4) Feeling of serenity; loss of feeling of self-consciousness
5) Timelessness; a distorted sense of time; feeling so focused on the present that you lose track of time passing
6) Immediate feedback
7) Knowing that the task is doable; a balance between skill level and the challenge presented
8) Feelings of personal control over the situation and the outcome
9) Lack of awareness of physical needs
10) Complete focus on the activity itself.
In the ananya bhakthi of Jijnasu, we can see these factors present, when we leave out those factors pertaining to material goal. This ananya bhaktha has clear goals of God-realization, which he hopes to achieve not through his efforts alone but through his efforts blessed by God’s Grace. He has chitha ekagratha, which is focused attention of mind on the single subject, i.e.his Ishta devatha. He revels in the very act of bhakthi and is neither conscious of time nor of his own self, when he is immersed in acts of Bhakthi, be it singing, chanting or in satsang. He is totally oblivious of his physical needs and there is complete focus on the activities of devotion.
We can also define this concept of “Flow” and ananya bhakthi using computer terminology. Studies by psychologists have revealed that the amount of information the mind can attend to at any time is only limited to 126 bits. Some bits of this are taken up for the involuntary coding and decoding of vital information essential for the running the autonomic system of the body. Where all the available balance bits are taken up by what one is engaged in, the condition of flow occurs. Same way ananya bhakthi is the state where all the available balance bits are taken up by the act of devotion to God.
Talking of such bhakthas Lord Krishna says in Gita (10-10)
तेषां सततयुक्तानां भजतां प्रीतिपूरर्वकमम्।
ददामि बुद्धियोगं तं येन मामुपयान्ति ते॥
tesam satatayukthanam bhajatham preetipurvakam।
dadami buddhiyogam tam yena mamupayanthi te॥
For those who are always committed to me, seeking me with love, I bless them with the yoga of knowledge through which they reach Me.
He reinforces this assurance more emphatically by clearly spelling out His act of Grace in the next verse (10-11)
तेषामेवानुकम्पार्थम् अहमज्ञानजं तमः।
tesamevanukampartham ahamajnanajam tamah ।
nasayamyatmabhavastho jnanadeepena bhasvatha॥

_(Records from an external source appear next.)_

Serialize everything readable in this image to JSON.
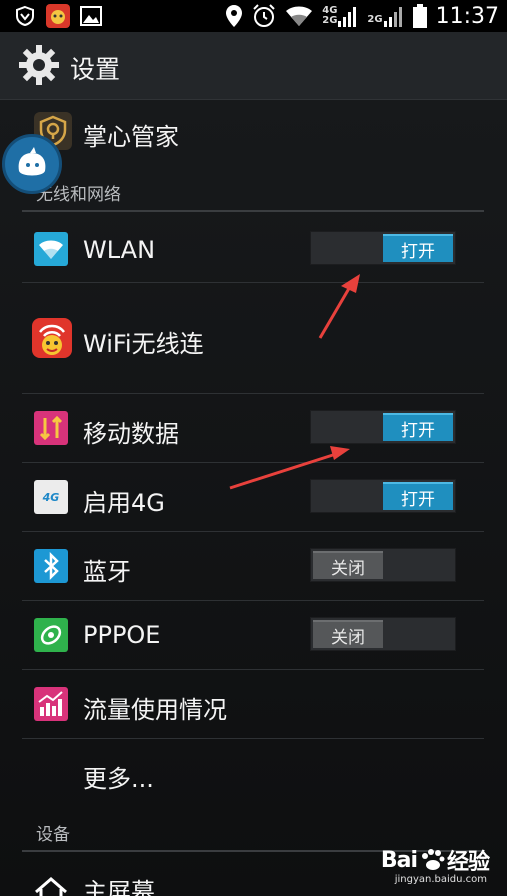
{
  "status_bar": {
    "time": "11:37",
    "net_top": "4G",
    "net_bottom": "2G",
    "net_secondary": "2G",
    "icons": [
      "shield-icon",
      "app-notification-icon",
      "image-icon",
      "location-icon",
      "alarm-icon",
      "wifi-icon",
      "signal-icon",
      "battery-icon"
    ]
  },
  "action_bar": {
    "title": "设置"
  },
  "items": {
    "guard": {
      "label": "掌心管家"
    },
    "wlan": {
      "label": "WLAN",
      "toggle": "打开"
    },
    "wifi_connect": {
      "label": "WiFi无线连"
    },
    "mobile_data": {
      "label": "移动数据",
      "toggle": "打开"
    },
    "enable_4g": {
      "label": "启用4G",
      "toggle": "打开",
      "badge": "4G"
    },
    "bluetooth": {
      "label": "蓝牙",
      "toggle": "关闭"
    },
    "pppoe": {
      "label": "PPPOE",
      "toggle": "关闭"
    },
    "data_usage": {
      "label": "流量使用情况"
    },
    "more": {
      "label": "更多..."
    },
    "home_screen": {
      "label": "主屏幕"
    }
  },
  "sections": {
    "wireless": "无线和网络",
    "device": "设备"
  },
  "watermark": {
    "logo_left": "Bai",
    "logo_right": "经验",
    "url": "jingyan.baidu.com"
  },
  "colors": {
    "accent": "#1f8fbf",
    "annotation_arrow": "#e8413c"
  }
}
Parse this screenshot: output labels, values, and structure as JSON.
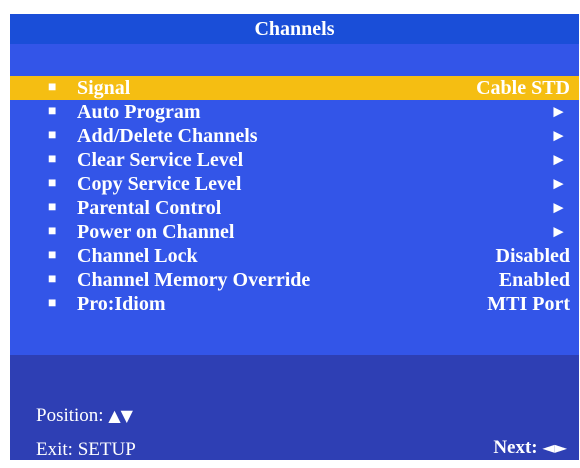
{
  "title": "Channels",
  "menu": {
    "items": [
      {
        "bullet": "■",
        "label": "Signal",
        "value": "Cable STD"
      },
      {
        "bullet": "■",
        "label": "Auto Program",
        "value": "►"
      },
      {
        "bullet": "■",
        "label": "Add/Delete Channels",
        "value": "►"
      },
      {
        "bullet": "■",
        "label": "Clear Service Level",
        "value": "►"
      },
      {
        "bullet": "■",
        "label": "Copy Service Level",
        "value": "►"
      },
      {
        "bullet": "■",
        "label": "Parental Control",
        "value": "►"
      },
      {
        "bullet": "■",
        "label": "Power on Channel",
        "value": "►"
      },
      {
        "bullet": "■",
        "label": "Channel Lock",
        "value": "Disabled"
      },
      {
        "bullet": "■",
        "label": "Channel Memory Override",
        "value": "Enabled"
      },
      {
        "bullet": "■",
        "label": "Pro:Idiom",
        "value": "MTI Port"
      }
    ],
    "selected_label": "Signal"
  },
  "footer": {
    "position_label": "Position:",
    "position_glyphs": "▲▼",
    "exit_label": "Exit: SETUP",
    "next_label": "Next:",
    "next_glyphs": "◄►"
  },
  "colors": {
    "panel": "#3355e8",
    "title_bar": "#1a4ed8",
    "selected": "#f5be12",
    "footer": "#2e3fb4",
    "text": "#ffffff"
  },
  "icons": {
    "bullet": "square-bullet-icon",
    "submenu": "right-arrow-icon",
    "position": "up-down-arrows-icon",
    "next": "left-right-arrows-icon"
  }
}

For them alone I shower my Grace, destroying the darkness born of ignorance through shining the light of knowledge, dwelling in their heart

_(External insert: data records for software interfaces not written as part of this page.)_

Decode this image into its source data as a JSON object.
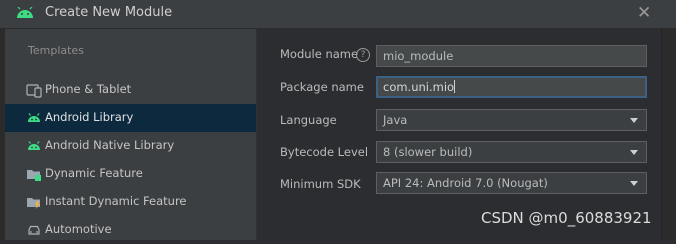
{
  "window": {
    "title": "Create New Module",
    "close_glyph": "✕"
  },
  "sidebar": {
    "section_label": "Templates",
    "items": [
      {
        "label": "Phone & Tablet",
        "icon": "phone-tablet-icon"
      },
      {
        "label": "Android Library",
        "icon": "android-icon",
        "selected": true
      },
      {
        "label": "Android Native Library",
        "icon": "android-native-icon"
      },
      {
        "label": "Dynamic Feature",
        "icon": "dynamic-feature-icon"
      },
      {
        "label": "Instant Dynamic Feature",
        "icon": "instant-dynamic-feature-icon"
      },
      {
        "label": "Automotive",
        "icon": "car-icon"
      }
    ]
  },
  "form": {
    "module_name": {
      "label": "Module name",
      "value": "mio_module",
      "help_glyph": "?"
    },
    "package_name": {
      "label": "Package name",
      "value": "com.uni.mio"
    },
    "language": {
      "label": "Language",
      "value": "Java"
    },
    "bytecode_level": {
      "label": "Bytecode Level",
      "value": "8 (slower build)"
    },
    "minimum_sdk": {
      "label": "Minimum SDK",
      "value": "API 24: Android 7.0 (Nougat)"
    }
  },
  "watermark": "CSDN @m0_60883921",
  "colors": {
    "android_green": "#3ddc84",
    "selection": "#0d293e",
    "focus_border": "#3d6185"
  }
}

Any bhaktha when he acquires this “Flow” in his bhakthi and stays with it can reach the spiritual goal of God Realization, irrespective of his past as Lord Krishna assures in Gita 9-30, where he says that even a worst sinner when he turns a new leaf and worships Him with this “Flow” (indicated by the term अनन्यभाक्,ananyabhak), he must be considered as a noble person only.